July 31, 2017
Native American culture has taken the world by storm over the past few years, proving that contemporary artists can thrive in the world of art, in general. However, the team at NativeAmericanJewelry.com is looking to push this even further by showing people what Native American art truly means.
The company has stood as a platform for Native artists to showcase their work to the public, imbibing a new generation with the ideals and history of Native American culture and history.
NativeAmericanJewelry.com spokesman, Steven Onida, commented, “It’s our firm belief that when the general public learns more about Native culture, they learn more about being an American. When you learn the history and culture that’s impacted our country in such a profound way, you’ll have a greater respect for the country as a whole. When we think about Native art, we typically think the traditional sterling silver and turquoise jewelry, decorative pottery, and Kachina dolls. What people don’t see is the inlay snake symbol, coiled around the stone, symbolizing healing, re-birth, and a general charm of good luck. People tend to miss the importance of symbolism, the meaning behind each piece. We’re here to fill in that gap.”
From hand-made beaded jewelry, coral bracelets, and striking Kachina figures, NativeAmericanJewelry.com represents some of the most talented artists in the Southwest region. Their art tells the story of their history and culture.
Onida and his team are committed to providing talented artists with a platform in which people can interact with the finer details of Native American art.

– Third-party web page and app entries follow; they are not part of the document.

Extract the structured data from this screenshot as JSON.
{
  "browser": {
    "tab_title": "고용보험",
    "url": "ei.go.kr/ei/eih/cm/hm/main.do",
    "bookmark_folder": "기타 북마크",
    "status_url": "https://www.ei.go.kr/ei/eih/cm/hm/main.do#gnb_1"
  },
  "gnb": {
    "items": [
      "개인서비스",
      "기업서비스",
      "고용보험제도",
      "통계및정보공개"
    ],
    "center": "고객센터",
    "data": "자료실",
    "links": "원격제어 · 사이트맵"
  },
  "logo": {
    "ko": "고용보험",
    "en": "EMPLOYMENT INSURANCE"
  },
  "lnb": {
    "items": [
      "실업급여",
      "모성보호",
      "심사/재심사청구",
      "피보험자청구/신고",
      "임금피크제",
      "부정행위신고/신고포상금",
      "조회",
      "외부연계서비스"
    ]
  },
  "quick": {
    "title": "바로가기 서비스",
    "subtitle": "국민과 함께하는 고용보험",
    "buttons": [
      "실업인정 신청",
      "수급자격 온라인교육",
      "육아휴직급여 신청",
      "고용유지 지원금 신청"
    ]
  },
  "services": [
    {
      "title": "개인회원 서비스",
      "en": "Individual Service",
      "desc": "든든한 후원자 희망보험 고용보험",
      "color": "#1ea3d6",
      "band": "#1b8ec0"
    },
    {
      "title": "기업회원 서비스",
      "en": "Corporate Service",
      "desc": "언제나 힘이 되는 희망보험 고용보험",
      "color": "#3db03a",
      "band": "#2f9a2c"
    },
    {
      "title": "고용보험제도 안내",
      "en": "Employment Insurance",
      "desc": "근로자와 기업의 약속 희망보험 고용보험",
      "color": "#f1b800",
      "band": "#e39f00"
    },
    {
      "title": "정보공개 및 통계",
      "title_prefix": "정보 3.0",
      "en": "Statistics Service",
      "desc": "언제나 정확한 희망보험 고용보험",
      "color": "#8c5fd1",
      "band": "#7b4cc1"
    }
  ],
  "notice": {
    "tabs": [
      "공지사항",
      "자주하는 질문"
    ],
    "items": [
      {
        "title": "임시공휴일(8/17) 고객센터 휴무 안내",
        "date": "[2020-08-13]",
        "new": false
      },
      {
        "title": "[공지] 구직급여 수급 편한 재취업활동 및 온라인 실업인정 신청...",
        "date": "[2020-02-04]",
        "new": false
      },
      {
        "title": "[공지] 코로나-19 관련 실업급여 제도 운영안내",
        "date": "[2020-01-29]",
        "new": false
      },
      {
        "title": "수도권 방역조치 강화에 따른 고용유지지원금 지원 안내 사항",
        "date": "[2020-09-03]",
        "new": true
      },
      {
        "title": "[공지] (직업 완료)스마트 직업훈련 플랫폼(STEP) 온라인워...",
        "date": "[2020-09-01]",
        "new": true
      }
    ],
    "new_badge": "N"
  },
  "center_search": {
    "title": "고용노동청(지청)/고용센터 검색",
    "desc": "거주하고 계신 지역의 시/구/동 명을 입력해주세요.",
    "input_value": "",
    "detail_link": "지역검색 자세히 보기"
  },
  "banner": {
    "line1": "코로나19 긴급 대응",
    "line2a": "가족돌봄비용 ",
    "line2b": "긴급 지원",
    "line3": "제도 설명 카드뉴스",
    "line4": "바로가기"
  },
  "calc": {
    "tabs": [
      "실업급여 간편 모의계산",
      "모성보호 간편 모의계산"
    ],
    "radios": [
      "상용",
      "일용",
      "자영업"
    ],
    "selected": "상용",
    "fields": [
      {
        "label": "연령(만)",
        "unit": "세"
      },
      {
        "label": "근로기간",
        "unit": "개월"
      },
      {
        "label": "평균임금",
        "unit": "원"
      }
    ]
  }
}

Onida added, “Using one of our pieces as an example, Zuni artist George Phillip’s made a stunning corn stalk Kokopelli pendant, there’s a great deal of meaning in this work that American audiences would usually miss. Most people that live in the Southwest might be familiar with Kokopelli. He’s everywhere. Kokopelli is a fertility deity, usually depicted as a humpbacked flute player. His outline can be seen in museums, on city street decorum, and all over the Southwest, but people don’t usually take the time to appreciate the…